17. In N. Peer Sahib v. CIT : 54ITR681(KAR) , the assessee carried on business in mining iron ore. He obtained mining leases from the Government which was the owner of the sub-soil rights. He paid to the ryotwari pattadars who owned the rights of cultivation in the lands in question, certain amounts during the relevant years for permission to carry on mining operations in their lands. These amounts were payable whether he worked the mines or not. It was held that the amounts were payments for the acquisition of the right to dig the surface land at the beginning of the mining operations and were, therefore, capital expenditure.
18. All the aforesaid cases relied on by the learned counsel for the Revenue are distinguishable on facts.
19. So far as Raja Ram Kumar Bhargava v. CIT : 47ITR680(All) is concerned, it may be stated that the assessee in that case had paid commission to his employees in respect of the work done in execution of the contract with the Government. The question was whether the expenditure incurred or laid out was wholly and exclusively for the purpose of the business of the assessee. It was held that the commission, which forms part of the salary under the conditions of service, can, therefore, be claimed as an allowable deduction under Section 10(2)(xv) of the old Act. It was further observed that the expenditure claimed under Section 10(2)(xv) of the old Act is not to be tested on the basis of reasonableness. The learned judges observed as follows (headnote):
' ......that expenditure claimed under Section 10(2)(xv) of the Act isnot to be tested on the basis of reasonableness. All expenditure incurred wholly and exclusively for the purpose of the business must be allowed and the question that is to be decided is whether the particular expenditure claimed was expended wholly and exclusively for the purpose of thebusiness. If the expenditure was incurred on the ground of commercial expediency in order to facilitate the carrying on of the business, it is allowable under Section 10(2)(xv).'
20. In this case, in terms of the licence, the assessee was under an obligation to lift country liquor of the value of Rs. 80,400 and on its failure to lift the country liquor to that extent, it was under an obligation to make good the deficiency to the Government of Rajasthan. The liability to pay the deficiency was there in terms of the licence and arose directly from the carrying on of the assessee's business. The principles laid down in the authorities cited by the learned counsel for the assessee are attracted.
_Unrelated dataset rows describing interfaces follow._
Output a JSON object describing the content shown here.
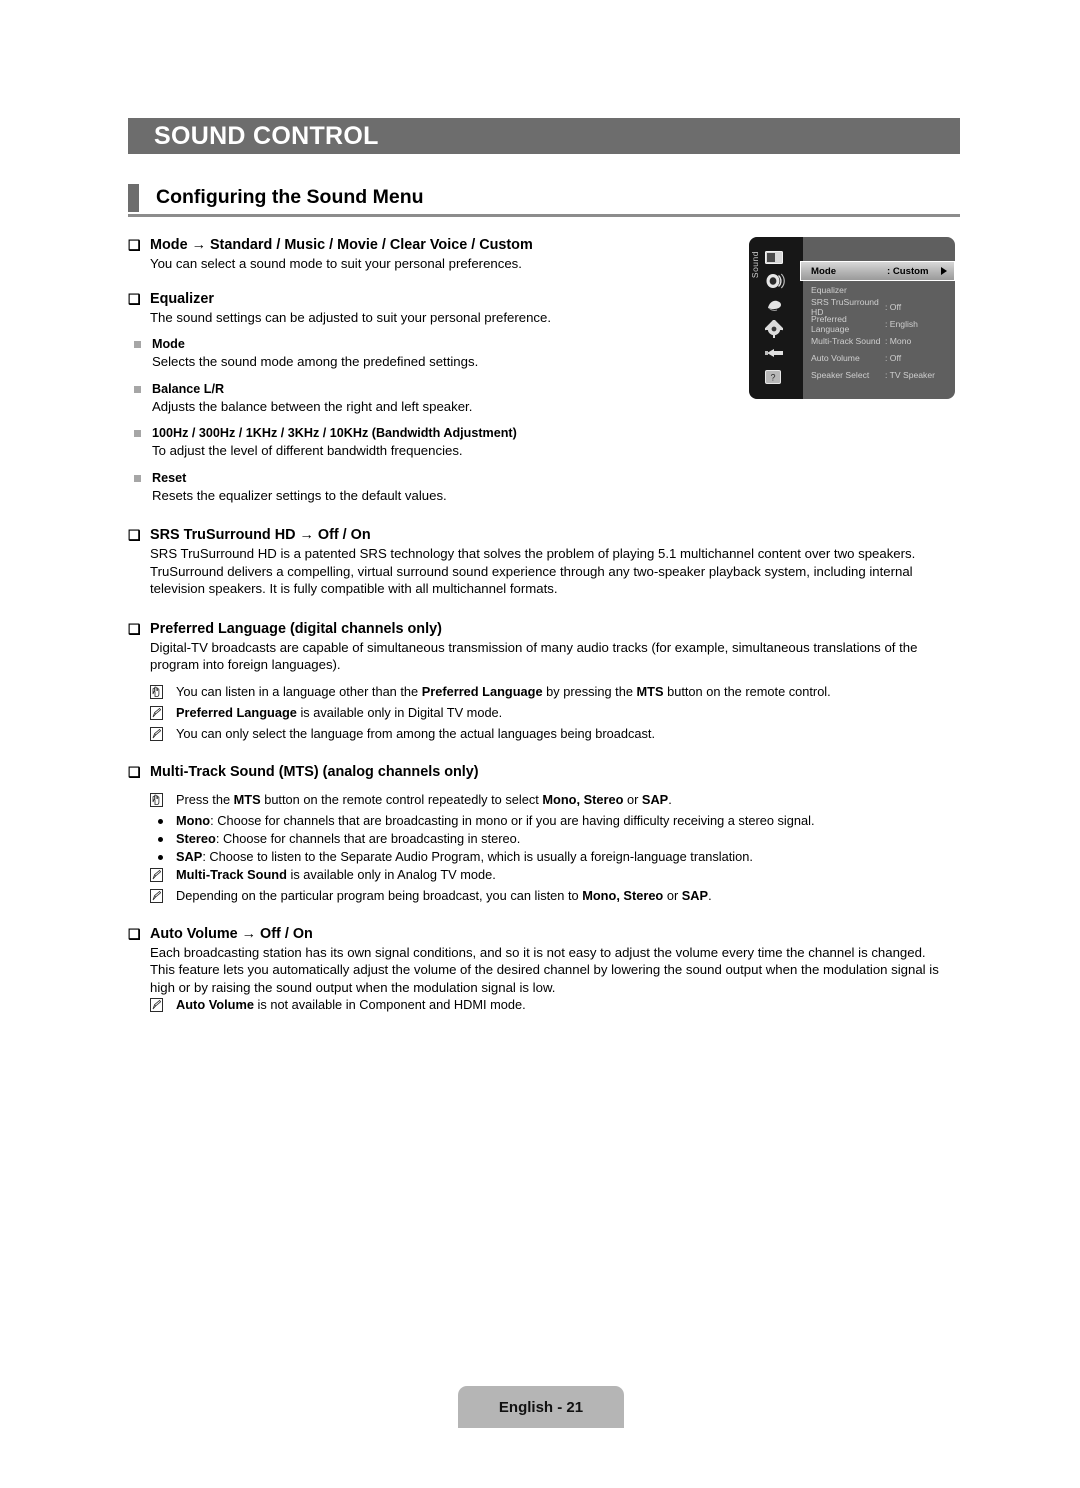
{
  "chapter": {
    "title": "SOUND CONTROL"
  },
  "section": {
    "title": "Configuring the Sound Menu"
  },
  "footer": {
    "page_label": "English - 21"
  },
  "bullets": {
    "checkbox": "❑",
    "arrow": "→"
  },
  "osd": {
    "rail_label": "Sound",
    "rows": [
      {
        "name": "Mode",
        "value": ": Custom",
        "selected": true
      },
      {
        "name": "Equalizer",
        "value": "",
        "selected": false
      },
      {
        "name": "SRS TruSurround HD",
        "value": ": Off",
        "selected": false
      },
      {
        "name": "Preferred Language",
        "value": ": English",
        "selected": false
      },
      {
        "name": "Multi-Track Sound",
        "value": ": Mono",
        "selected": false
      },
      {
        "name": "Auto Volume",
        "value": ": Off",
        "selected": false
      },
      {
        "name": "Speaker Select",
        "value": ": TV Speaker",
        "selected": false
      }
    ],
    "icons": [
      "picture-icon",
      "sound-icon",
      "channel-icon",
      "setup-icon",
      "input-icon",
      "support-icon"
    ]
  },
  "content": {
    "mode": {
      "heading": "Mode → Standard / Music / Movie / Clear Voice / Custom",
      "body": "You can select a sound mode to suit your personal preferences."
    },
    "equalizer": {
      "heading": "Equalizer",
      "body": "The sound settings can be adjusted to suit your personal preference.",
      "sub": [
        {
          "title": "Mode",
          "body": "Selects the sound mode among the predefined settings."
        },
        {
          "title": "Balance L/R",
          "body": "Adjusts the balance between the right and left speaker."
        },
        {
          "title": "100Hz / 300Hz / 1KHz / 3KHz / 10KHz (Bandwidth Adjustment)",
          "body": "To adjust the level of different bandwidth frequencies."
        },
        {
          "title": "Reset",
          "body": "Resets the equalizer settings to the default values."
        }
      ]
    },
    "srs": {
      "heading": "SRS TruSurround HD → Off / On",
      "body": "SRS TruSurround HD is a patented SRS technology that solves the problem of playing 5.1 multichannel content over two speakers. TruSurround delivers a compelling, virtual surround sound experience through any two-speaker playback system, including internal television speakers. It is fully compatible with all multichannel formats."
    },
    "preferred_language": {
      "heading": "Preferred Language (digital channels only)",
      "body": "Digital-TV broadcasts are capable of simultaneous transmission of many audio tracks (for example, simultaneous translations of the program into foreign languages).",
      "notes": [
        {
          "icon": "hand-note-icon",
          "p1": "You can listen in a language other than the ",
          "b1": "Preferred Language",
          "p2": " by pressing the ",
          "b2": "MTS",
          "p3": " button on the remote control."
        },
        {
          "icon": "pencil-note-icon",
          "p1": "",
          "b1": "Preferred Language",
          "p2": " is available only in Digital TV mode.",
          "b2": "",
          "p3": ""
        },
        {
          "icon": "pencil-note-icon",
          "p1": "You can only select the language from among the actual languages being broadcast.",
          "b1": "",
          "p2": "",
          "b2": "",
          "p3": ""
        }
      ]
    },
    "mts": {
      "heading": "Multi-Track Sound (MTS) (analog channels only)",
      "note_press": {
        "icon": "hand-note-icon",
        "p1": "Press the ",
        "b1": "MTS",
        "p2": " button on the remote control repeatedly to select ",
        "b2": "Mono, Stereo",
        "p3": " or ",
        "b3": "SAP",
        "p4": "."
      },
      "dots": [
        {
          "term": "Mono",
          "rest": ": Choose for channels that are broadcasting in mono or if you are having difficulty receiving a stereo signal."
        },
        {
          "term": "Stereo",
          "rest": ": Choose for channels that are broadcasting in stereo."
        },
        {
          "term": "SAP",
          "rest": ": Choose to listen to the Separate Audio Program, which is usually a foreign-language translation."
        }
      ],
      "notes": [
        {
          "icon": "pencil-note-icon",
          "p1": "",
          "b1": "Multi-Track Sound",
          "p2": " is available only in Analog TV mode.",
          "b2": "",
          "p3": "",
          "b3": "",
          "p4": ""
        },
        {
          "icon": "pencil-note-icon",
          "p1": "Depending on the particular program being broadcast, you can listen to ",
          "b1": "Mono, Stereo",
          "p2": " or ",
          "b2": "SAP",
          "p3": ".",
          "b3": "",
          "p4": ""
        }
      ]
    },
    "auto_volume": {
      "heading": "Auto Volume → Off / On",
      "body": "Each broadcasting station has its own signal conditions, and so it is not easy to adjust the volume every time the channel is changed. This feature lets you automatically adjust the volume of the desired channel by lowering the sound output when the modulation signal is high or by raising the sound output when the modulation signal is low.",
      "note": {
        "icon": "pencil-note-icon",
        "b1": "Auto Volume",
        "p2": " is not available in Component and HDMI mode."
      }
    }
  }
}
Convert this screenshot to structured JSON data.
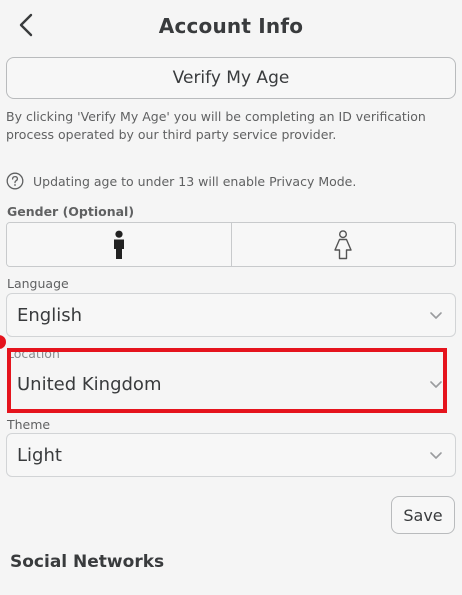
{
  "header": {
    "title": "Account Info"
  },
  "verify": {
    "button_label": "Verify My Age",
    "disclaimer": "By clicking 'Verify My Age' you will be completing an ID verification process operated by our third party service provider.",
    "privacy_note": "Updating age to under 13 will enable Privacy Mode."
  },
  "gender": {
    "label": "Gender (Optional)"
  },
  "language": {
    "label": "Language",
    "value": "English"
  },
  "location": {
    "label": "Location",
    "value": "United Kingdom"
  },
  "theme": {
    "label": "Theme",
    "value": "Light"
  },
  "save_label": "Save",
  "social": {
    "title": "Social Networks"
  },
  "colors": {
    "highlight": "#e5141d",
    "background": "#f5f5f5",
    "text": "#393b3d"
  }
}
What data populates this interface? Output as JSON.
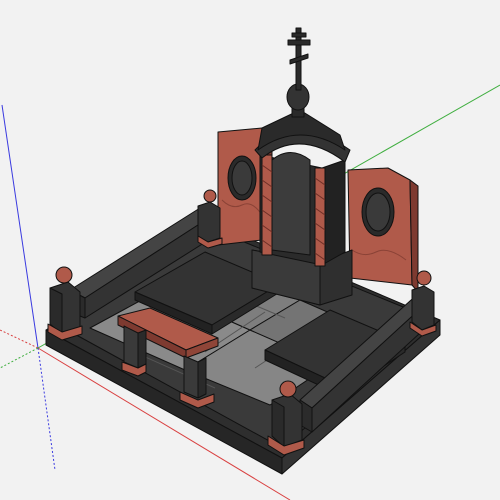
{
  "viewport": {
    "background": "#f2f2f2",
    "axes": {
      "x_color": "#d94040",
      "y_color": "#3fae3f",
      "z_color": "#3a3ae0"
    }
  },
  "model": {
    "black_granite": "#3a3a3a",
    "black_granite_dark": "#252525",
    "black_granite_light": "#4c4c4c",
    "red_granite": "#b05a4a",
    "red_granite_dark": "#7e3a30",
    "tile_light": "#8a8a8a",
    "tile_mid": "#747474",
    "edge": "#111111"
  }
}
In these circumstances, the Tribunal was right in holding that the difference of Rs. 20,967 between the guarantee amount and the actual purchase of country liquor was allowable as trading loss in the computation of the assessee's total income for the assessment year 1968-69.
21. The result is that the question referred by the Tribunal is answered in the affirmative, i.e., in favour of the assessee and against the Revenue.
22. We leave the parties to bear their own costs of this reference.
23. Let the answer be returned to the Tribunal as required by Section 260(1) of the Act.